I think Tennessee's focus is on the development of Marcus Mariota. The temptation is to say Chip Kelly is the right man for the job. He and Mariota had a partnership in college at Oregon.
I don't want Mariota to be the quarterback he was at Oregon, though. I want him to continue to develop as a pocket passer. He was banged up enough this season. His mobility is an asset, but I don't want an offense that is going to get him hit too frequently.
Gase really did a nice job with Jay Cutler this season at a point where a lot of people thought Cutler was finished. Peyton Manning also has a lot of good things to say about Gase too. If I am Tennessee, I want a guy who can build a partnership with Mariota for a decade. I think Gase can be that guy.
Tampa Bay Buccaneers: David Shaw
Shaw might be tough to get. He by all accounts loves being at Stanford. Would he go to Tampa Bay? It would likely cost a lot of money. After firing Lovie Smith, the Bucs are now going to pay two coaches to not work for them next season along with Greg Schiano. Would Shaw find an unstable organization attractive where he would be the fifth coach in nine seasons?
The Bucs do have a trump card. The path to winning in the NFL goes through a franchise quarterback. Tampa Bay has a 22 year old in Jameis Winston who seems like one.

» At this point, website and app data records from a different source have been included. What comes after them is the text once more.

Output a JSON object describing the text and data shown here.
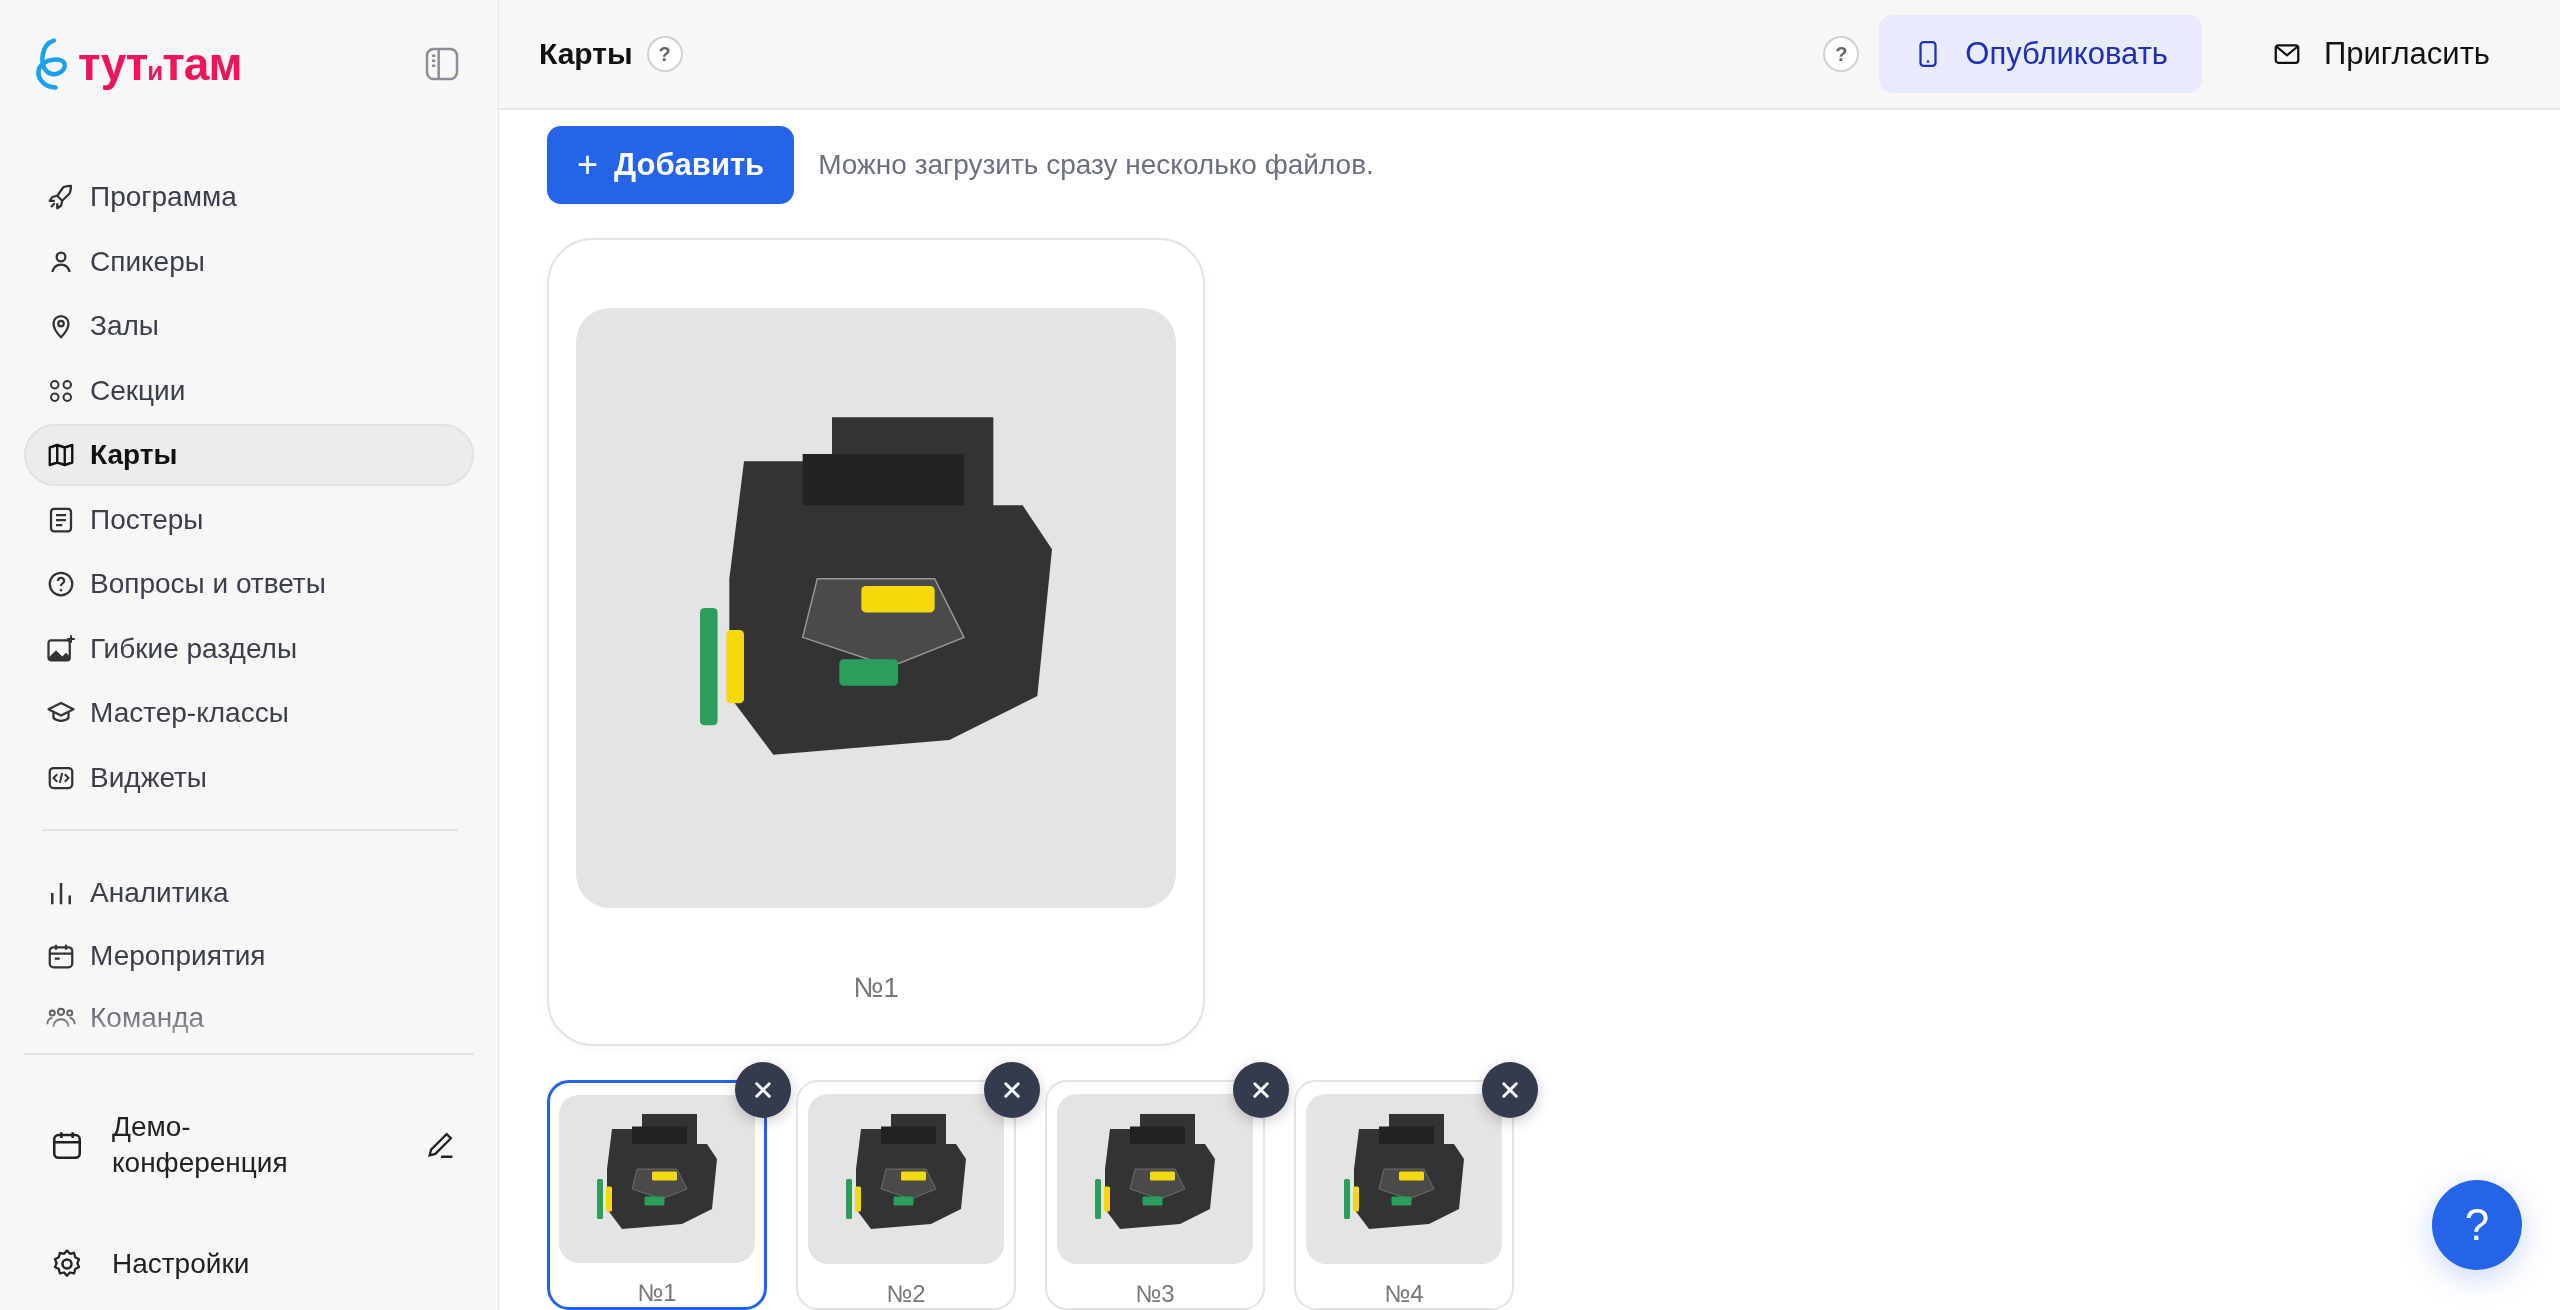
{
  "sidebar": {
    "logo": "тут$_{и}$там",
    "items": [
      {
        "label": "Программа",
        "selected": false
      },
      {
        "label": "Спикеры",
        "selected": false
      },
      {
        "label": "Залы",
        "selected": false
      },
      {
        "label": "Секции",
        "selected": false
      },
      {
        "label": "Карты",
        "selected": true
      },
      {
        "label": "Постеры",
        "selected": false
      },
      {
        "label": "Вопросы и ответы",
        "selected": false
      },
      {
        "label": "Гибкие разделы",
        "selected": false
      },
      {
        "label": "Мастер-классы",
        "selected": false
      },
      {
        "label": "Виджеты",
        "selected": false
      }
    ],
    "items_secondary": [
      {
        "label": "Аналитика",
        "selected": false
      },
      {
        "label": "Мероприятия",
        "selected": false
      },
      {
        "label": "Команда",
        "selected": false
      }
    ],
    "event": {
      "label": "Демо-конференция"
    },
    "settings": {
      "label": "Настройки"
    }
  },
  "header": {
    "title": "Карты",
    "title_help": "?",
    "help": "?",
    "publish": "Опубликовать",
    "invite": "Пригласить"
  },
  "toolbar": {
    "add": "Добавить",
    "add_icon": "+",
    "hint": "Можно загрузить сразу несколько файлов."
  },
  "preview": {
    "label": "№1"
  },
  "thumbnails": [
    {
      "label": "№1",
      "selected": true
    },
    {
      "label": "№2",
      "selected": false
    },
    {
      "label": "№3",
      "selected": false
    },
    {
      "label": "№4",
      "selected": false
    }
  ],
  "help_fab": "?"
}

For his part, Shaw's resume looks superb. He has nine years of NFL experience as an assistant so he will have a network of assistants to tap. He has been wildly successful as a leader and strategist in college. He runs a pro style offense so there is no question whether his schemes work. A lot of people view him as a dream hire in the league. Could Tampa Bay be so lucky.
Miami Dolphins: Chip Kelly

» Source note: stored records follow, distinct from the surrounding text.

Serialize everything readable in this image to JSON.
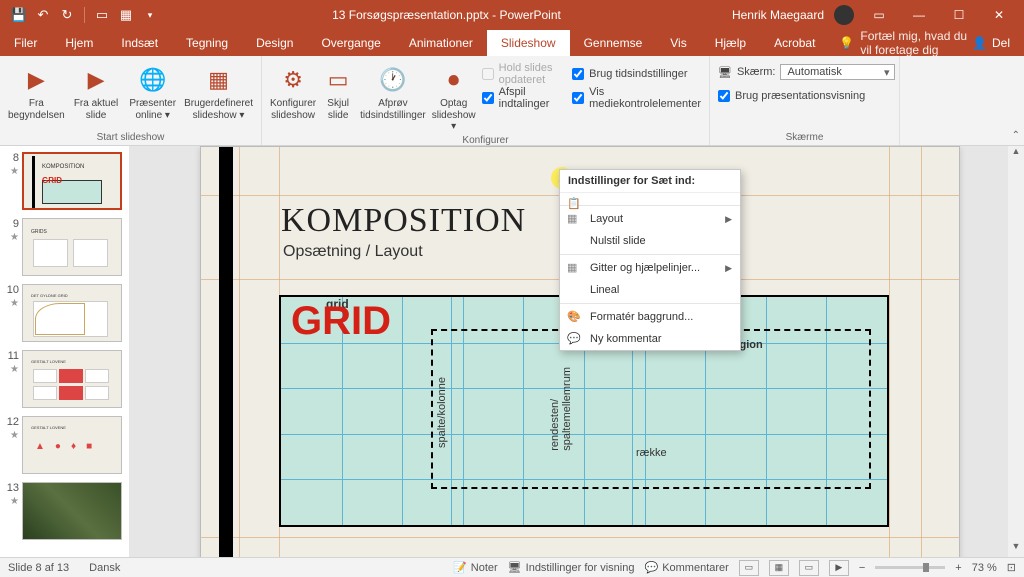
{
  "titlebar": {
    "filename": "13 Forsøgspræsentation.pptx - PowerPoint",
    "username": "Henrik Maegaard"
  },
  "tabs": {
    "filer": "Filer",
    "hjem": "Hjem",
    "indsaet": "Indsæt",
    "tegning": "Tegning",
    "design": "Design",
    "overgange": "Overgange",
    "animationer": "Animationer",
    "slideshow": "Slideshow",
    "gennemse": "Gennemse",
    "vis": "Vis",
    "hjaelp": "Hjælp",
    "acrobat": "Acrobat",
    "tellme": "Fortæl mig, hvad du vil foretage dig",
    "share": "Del"
  },
  "ribbon": {
    "fra_begyndelsen": "Fra\nbegyndelsen",
    "fra_aktuel": "Fra aktuel\nslide",
    "praesenter_online": "Præsenter\nonline ▾",
    "brugerdef": "Brugerdefineret\nslideshow ▾",
    "start_group": "Start slideshow",
    "konfigurer": "Konfigurer\nslideshow",
    "skjul": "Skjul\nslide",
    "afprov": "Afprøv\ntidsindstillinger",
    "optag": "Optag\nslideshow ▾",
    "hold_opdateret": "Hold slides opdateret",
    "brug_tids": "Brug tidsindstillinger",
    "afspil_ind": "Afspil indtalinger",
    "vis_medie": "Vis mediekontrolelementer",
    "konfigurer_group": "Konfigurer",
    "skaerm_lbl": "Skærm:",
    "skaerm_val": "Automatisk",
    "brug_praes": "Brug præsentationsvisning",
    "skaerm_group": "Skærme"
  },
  "thumbs": {
    "n8": "8",
    "n9": "9",
    "n10": "10",
    "n11": "11",
    "n12": "12",
    "n13": "13"
  },
  "slide": {
    "title": "KOMPOSITION",
    "subtitle": "Opsætning / Layout",
    "grid_label": "grid",
    "grid_big": "GRID",
    "spalte": "spalte/kolonne",
    "rendesten": "rendesten/\nspaltemellemrum",
    "zone": "zone/region",
    "raekke": "række"
  },
  "context_menu": {
    "header": "Indstillinger for Sæt ind:",
    "layout": "Layout",
    "nulstil": "Nulstil slide",
    "gitter": "Gitter og hjælpelinjer...",
    "lineal": "Lineal",
    "formater": "Formatér baggrund...",
    "kommentar": "Ny kommentar"
  },
  "statusbar": {
    "slide_info": "Slide 8 af 13",
    "language": "Dansk",
    "noter": "Noter",
    "indstillinger": "Indstillinger for visning",
    "kommentarer": "Kommentarer",
    "zoom": "73 %"
  }
}
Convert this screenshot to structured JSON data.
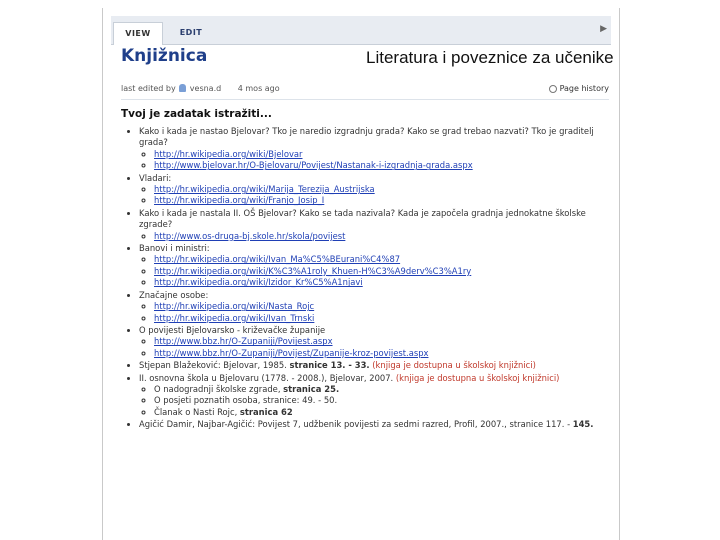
{
  "tabs": {
    "view": "VIEW",
    "edit": "EDIT"
  },
  "header": {
    "page_title": "Knjižnica",
    "doc_title": "Literatura i poveznice za učenike"
  },
  "meta": {
    "edited_by": "last edited by",
    "user": "vesna.d",
    "ago": "4 mos ago",
    "page_history": "Page history"
  },
  "section_heading": "Tvoj je zadatak istražiti...",
  "items": {
    "q1": "Kako i kada je nastao Bjelovar? Tko je naredio izgradnju grada? Kako se grad trebao nazvati? Tko je graditelj grada?",
    "q1_links": [
      "http://hr.wikipedia.org/wiki/Bjelovar",
      "http://www.bjelovar.hr/O-Bjelovaru/Povijest/Nastanak-i-izgradnja-grada.aspx"
    ],
    "q2": "Vladari:",
    "q2_links": [
      "http://hr.wikipedia.org/wiki/Marija_Terezija_Austrijska",
      "http://hr.wikipedia.org/wiki/Franjo_Josip_I"
    ],
    "q3": "Kako i kada je nastala II. OŠ Bjelovar? Kako se tada nazivala? Kada je započela gradnja jednokatne školske zgrade?",
    "q3_links": [
      "http://www.os-druga-bj.skole.hr/skola/povijest"
    ],
    "q4": "Banovi i ministri:",
    "q4_links": [
      "http://hr.wikipedia.org/wiki/Ivan_Ma%C5%BEurani%C4%87",
      "http://hr.wikipedia.org/wiki/K%C3%A1roly_Khuen-H%C3%A9derv%C3%A1ry",
      "http://hr.wikipedia.org/wiki/Izidor_Kr%C5%A1njavi"
    ],
    "q5": "Značajne osobe:",
    "q5_links": [
      "http://hr.wikipedia.org/wiki/Nasta_Rojc",
      "http://hr.wikipedia.org/wiki/Ivan_Trnski"
    ],
    "q6": "O povijesti Bjelovarsko - križevačke županije",
    "q6_links": [
      "http://www.bbz.hr/O-Zupaniji/Povijest.aspx",
      "http://www.bbz.hr/O-Zupaniji/Povijest/Zupanije-kroz-povijest.aspx"
    ],
    "b1_text": "Stjepan Blažeković: Bjelovar, 1985. ",
    "b1_pages": "stranice 13. - 33.",
    "b1_note": " (knjiga je dostupna u školskoj knjižnici)",
    "b2_text": "II. osnovna škola u Bjelovaru (1778. - 2008.), Bjelovar, 2007. ",
    "b2_note": "(knjiga je dostupna u školskoj knjižnici)",
    "b2_sub1_text": "O nadogradnji školske zgrade, ",
    "b2_sub1_pages": "stranica 25.",
    "b2_sub2": "O posjeti poznatih osoba, stranice: 49. - 50.",
    "b2_sub3_text": "Članak o Nasti Rojc, ",
    "b2_sub3_pages": "stranica 62",
    "b3_text": "Agičić Damir, Najbar-Agičić: Povijest 7, udžbenik povijesti za sedmi razred, Profil, 2007., stranice 117. - ",
    "b3_pages": "145."
  }
}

No, I am not trying to sabotage the Dolphins. If Kelly was too controlling in Philadelphia, the previous regime in Miami might have run too loose of a ship. A guy like Kelly might help things out.

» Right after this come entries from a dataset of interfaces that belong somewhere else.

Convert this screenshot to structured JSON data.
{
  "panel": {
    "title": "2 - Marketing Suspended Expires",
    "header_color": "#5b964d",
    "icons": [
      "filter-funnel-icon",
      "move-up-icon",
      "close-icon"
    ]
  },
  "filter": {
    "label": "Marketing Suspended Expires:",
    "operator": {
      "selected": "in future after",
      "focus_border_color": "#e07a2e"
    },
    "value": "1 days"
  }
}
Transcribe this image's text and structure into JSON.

The Dolphins don't really have any choice other than to go forward with Ryan Tannehill. Do they want him in his third offensive system in five years? The previous Miami offensive coordinator worked under Kelly with the Eagles and installed an offense that wasn't a carbon copy but does have a degree of overlap.
Say what you will about Tannehill. He is a cut above the Vick/Foles/Sanchez trio that Kelly guided to back to back 10 win seasons. Kelly the coach was pretty successful. Kelly the GM wasn't. Here he will be freed of running the entire organization and can focus on coaching.
He also will have a head of football operations with philosophical alignment. Like Kelly, Mike Tannenbaum believes in cutting edge sport science as a way of making a team better.
San Francisco 49ers: Mike Holmgren
The biggest problem the 49ers have is a credibility gap. They ran a hugely successful coach out of their organization a year ago and dropped to the bottom of the league. Hot candidates like Gase and McDaniels didn't want any part of this job a year ago. Holmgren, however, has expressed that he wants the job.
At 67, he would not be a long-term solution. He could help the franchise get back on stable footing and make this job more attractive when it comes open in a few years. He would not have personnel control, which is a good thing. Holmgren's career story is that he has been very successful when he has not had control over personnel and unsuccessful when he has.
He has the network to build a high quality coaching staff. He has a pedigree of taking two teams to the Super Bowl, and although this isn't very important, he does have ties to the glory days of the franchise as a Bill Walsh Era assistant.
Cleveland Browns: Hue Jackson
If the 49ers have a credibility problem, there is no phrase in the English language that describes what a mess the Browns are. This year's annual organizational overhaul has their front office committing to analytics by giving personnel control to a lawyer with no personnel background and hiring a baseball executive. We will see how long this lasts before the Browns overhaul their front office again.
Jackson fits because he has experience leading a totally dysfunctional organization to some degree of success. He was part of the only two .500 Raiders seasons since 2002, first as offensive coordinator and then as head coach. He was fired when the Raiders hired a new general manager after the 2011 season.
He is a highly regarded offensive mind and a very good playcaller. Maybe he can work miracles here.